Find the string "header" in the records and copy each line where it occurs.

[Start of Attachment]

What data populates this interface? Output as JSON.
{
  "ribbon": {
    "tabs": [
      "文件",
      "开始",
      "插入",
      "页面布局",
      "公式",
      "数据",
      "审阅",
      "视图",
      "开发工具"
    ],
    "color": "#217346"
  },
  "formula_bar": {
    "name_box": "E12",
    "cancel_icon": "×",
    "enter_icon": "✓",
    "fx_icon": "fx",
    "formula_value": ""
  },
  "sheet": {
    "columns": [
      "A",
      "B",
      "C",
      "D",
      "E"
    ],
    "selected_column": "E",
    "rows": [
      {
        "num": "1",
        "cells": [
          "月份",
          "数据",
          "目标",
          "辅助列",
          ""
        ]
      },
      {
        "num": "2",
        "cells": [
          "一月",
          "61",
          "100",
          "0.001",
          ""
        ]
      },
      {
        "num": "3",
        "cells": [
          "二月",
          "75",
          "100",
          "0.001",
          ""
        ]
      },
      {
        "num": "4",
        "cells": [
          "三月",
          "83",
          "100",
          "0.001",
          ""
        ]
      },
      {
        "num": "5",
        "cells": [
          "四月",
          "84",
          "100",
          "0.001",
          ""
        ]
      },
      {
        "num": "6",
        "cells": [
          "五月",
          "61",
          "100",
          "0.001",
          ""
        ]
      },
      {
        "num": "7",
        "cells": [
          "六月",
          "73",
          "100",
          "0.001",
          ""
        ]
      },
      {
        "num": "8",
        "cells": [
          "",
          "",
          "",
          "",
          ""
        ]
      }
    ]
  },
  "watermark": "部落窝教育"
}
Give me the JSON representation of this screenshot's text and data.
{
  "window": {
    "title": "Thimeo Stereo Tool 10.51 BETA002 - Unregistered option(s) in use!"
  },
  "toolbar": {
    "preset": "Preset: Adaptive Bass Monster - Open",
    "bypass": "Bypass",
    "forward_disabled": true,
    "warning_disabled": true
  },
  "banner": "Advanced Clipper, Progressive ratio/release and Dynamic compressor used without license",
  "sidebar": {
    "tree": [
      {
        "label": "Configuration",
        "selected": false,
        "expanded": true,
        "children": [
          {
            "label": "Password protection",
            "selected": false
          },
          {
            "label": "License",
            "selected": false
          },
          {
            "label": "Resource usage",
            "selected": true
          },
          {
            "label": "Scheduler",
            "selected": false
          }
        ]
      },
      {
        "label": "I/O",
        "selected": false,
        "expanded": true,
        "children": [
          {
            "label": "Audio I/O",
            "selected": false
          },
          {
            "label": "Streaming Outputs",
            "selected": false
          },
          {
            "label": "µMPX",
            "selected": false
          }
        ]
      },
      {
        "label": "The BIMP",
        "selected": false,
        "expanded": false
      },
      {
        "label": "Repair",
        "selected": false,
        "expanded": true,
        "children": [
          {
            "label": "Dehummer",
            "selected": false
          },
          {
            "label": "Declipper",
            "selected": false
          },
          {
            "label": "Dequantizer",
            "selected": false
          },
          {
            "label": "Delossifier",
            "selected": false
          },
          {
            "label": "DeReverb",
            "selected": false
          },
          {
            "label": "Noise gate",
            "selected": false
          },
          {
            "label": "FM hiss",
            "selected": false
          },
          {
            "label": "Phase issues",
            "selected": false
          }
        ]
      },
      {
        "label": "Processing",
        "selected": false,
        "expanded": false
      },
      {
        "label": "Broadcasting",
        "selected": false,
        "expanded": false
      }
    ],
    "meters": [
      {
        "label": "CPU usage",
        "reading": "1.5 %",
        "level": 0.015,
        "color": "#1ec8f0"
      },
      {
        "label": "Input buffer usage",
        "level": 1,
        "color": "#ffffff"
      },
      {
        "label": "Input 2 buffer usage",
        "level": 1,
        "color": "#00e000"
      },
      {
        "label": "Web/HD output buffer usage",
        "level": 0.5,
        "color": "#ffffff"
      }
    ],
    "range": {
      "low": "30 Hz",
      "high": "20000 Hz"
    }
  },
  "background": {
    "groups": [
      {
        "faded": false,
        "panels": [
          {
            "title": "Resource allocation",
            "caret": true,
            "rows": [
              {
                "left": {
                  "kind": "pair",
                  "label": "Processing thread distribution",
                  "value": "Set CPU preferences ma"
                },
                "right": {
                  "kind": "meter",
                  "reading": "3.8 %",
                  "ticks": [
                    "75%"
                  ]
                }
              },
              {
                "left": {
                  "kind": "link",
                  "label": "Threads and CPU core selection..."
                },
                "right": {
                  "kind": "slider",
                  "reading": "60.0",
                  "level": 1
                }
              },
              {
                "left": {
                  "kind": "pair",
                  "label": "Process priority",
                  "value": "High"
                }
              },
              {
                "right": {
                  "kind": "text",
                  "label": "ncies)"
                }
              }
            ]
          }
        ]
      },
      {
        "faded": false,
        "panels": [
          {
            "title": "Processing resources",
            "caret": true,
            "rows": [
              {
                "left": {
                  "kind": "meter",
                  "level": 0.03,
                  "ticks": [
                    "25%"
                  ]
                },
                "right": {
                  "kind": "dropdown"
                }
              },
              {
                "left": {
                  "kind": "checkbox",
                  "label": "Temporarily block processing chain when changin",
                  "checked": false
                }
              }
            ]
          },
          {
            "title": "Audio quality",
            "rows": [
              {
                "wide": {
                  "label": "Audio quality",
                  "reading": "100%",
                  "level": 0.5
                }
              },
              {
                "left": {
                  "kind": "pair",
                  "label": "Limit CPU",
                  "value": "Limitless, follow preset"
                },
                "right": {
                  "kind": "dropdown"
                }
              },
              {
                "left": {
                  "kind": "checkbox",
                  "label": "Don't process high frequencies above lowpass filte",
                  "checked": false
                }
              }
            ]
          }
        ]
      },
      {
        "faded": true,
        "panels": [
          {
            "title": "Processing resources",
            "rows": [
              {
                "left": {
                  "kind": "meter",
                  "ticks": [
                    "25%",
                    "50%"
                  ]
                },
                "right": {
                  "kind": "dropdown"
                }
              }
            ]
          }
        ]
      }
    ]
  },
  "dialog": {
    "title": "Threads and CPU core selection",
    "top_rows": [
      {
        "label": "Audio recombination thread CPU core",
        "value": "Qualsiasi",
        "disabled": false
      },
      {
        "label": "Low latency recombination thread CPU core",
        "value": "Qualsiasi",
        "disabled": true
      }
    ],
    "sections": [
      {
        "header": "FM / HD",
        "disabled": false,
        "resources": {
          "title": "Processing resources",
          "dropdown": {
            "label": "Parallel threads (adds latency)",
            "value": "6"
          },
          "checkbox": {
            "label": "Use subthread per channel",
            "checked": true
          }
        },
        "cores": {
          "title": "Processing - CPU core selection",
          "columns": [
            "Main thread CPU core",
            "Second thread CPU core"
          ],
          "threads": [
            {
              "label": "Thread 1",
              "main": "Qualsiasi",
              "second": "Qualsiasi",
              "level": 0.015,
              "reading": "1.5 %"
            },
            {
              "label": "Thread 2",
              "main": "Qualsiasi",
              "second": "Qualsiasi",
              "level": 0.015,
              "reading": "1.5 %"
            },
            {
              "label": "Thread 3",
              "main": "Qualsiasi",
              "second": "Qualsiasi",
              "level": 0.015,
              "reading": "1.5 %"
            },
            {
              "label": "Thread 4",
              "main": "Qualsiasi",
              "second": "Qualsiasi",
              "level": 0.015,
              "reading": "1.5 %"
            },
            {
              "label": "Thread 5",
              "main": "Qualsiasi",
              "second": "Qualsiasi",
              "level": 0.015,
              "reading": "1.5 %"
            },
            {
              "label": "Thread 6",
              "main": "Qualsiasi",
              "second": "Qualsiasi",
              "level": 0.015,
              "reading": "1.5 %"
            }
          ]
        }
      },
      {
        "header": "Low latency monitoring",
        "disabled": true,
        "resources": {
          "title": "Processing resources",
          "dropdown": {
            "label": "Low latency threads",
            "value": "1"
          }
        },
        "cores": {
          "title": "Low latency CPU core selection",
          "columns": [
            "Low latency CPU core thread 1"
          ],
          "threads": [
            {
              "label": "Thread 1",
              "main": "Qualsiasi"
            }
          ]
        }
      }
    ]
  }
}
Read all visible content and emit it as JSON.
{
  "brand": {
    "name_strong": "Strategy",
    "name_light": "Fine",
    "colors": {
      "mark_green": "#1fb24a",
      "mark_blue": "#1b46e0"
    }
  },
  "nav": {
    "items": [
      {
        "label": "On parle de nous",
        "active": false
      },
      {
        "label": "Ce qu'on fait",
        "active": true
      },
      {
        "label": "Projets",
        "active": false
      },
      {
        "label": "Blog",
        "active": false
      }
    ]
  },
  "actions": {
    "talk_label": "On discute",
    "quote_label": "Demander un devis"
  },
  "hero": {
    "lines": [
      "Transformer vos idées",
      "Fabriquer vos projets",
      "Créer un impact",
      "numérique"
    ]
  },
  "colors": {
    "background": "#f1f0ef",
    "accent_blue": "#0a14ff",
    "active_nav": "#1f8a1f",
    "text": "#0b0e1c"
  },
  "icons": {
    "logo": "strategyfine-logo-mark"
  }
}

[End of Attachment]

RESULT FOR THIS EXERCISE:
        "header": "FM / HD",
        "header": "Low latency monitoring",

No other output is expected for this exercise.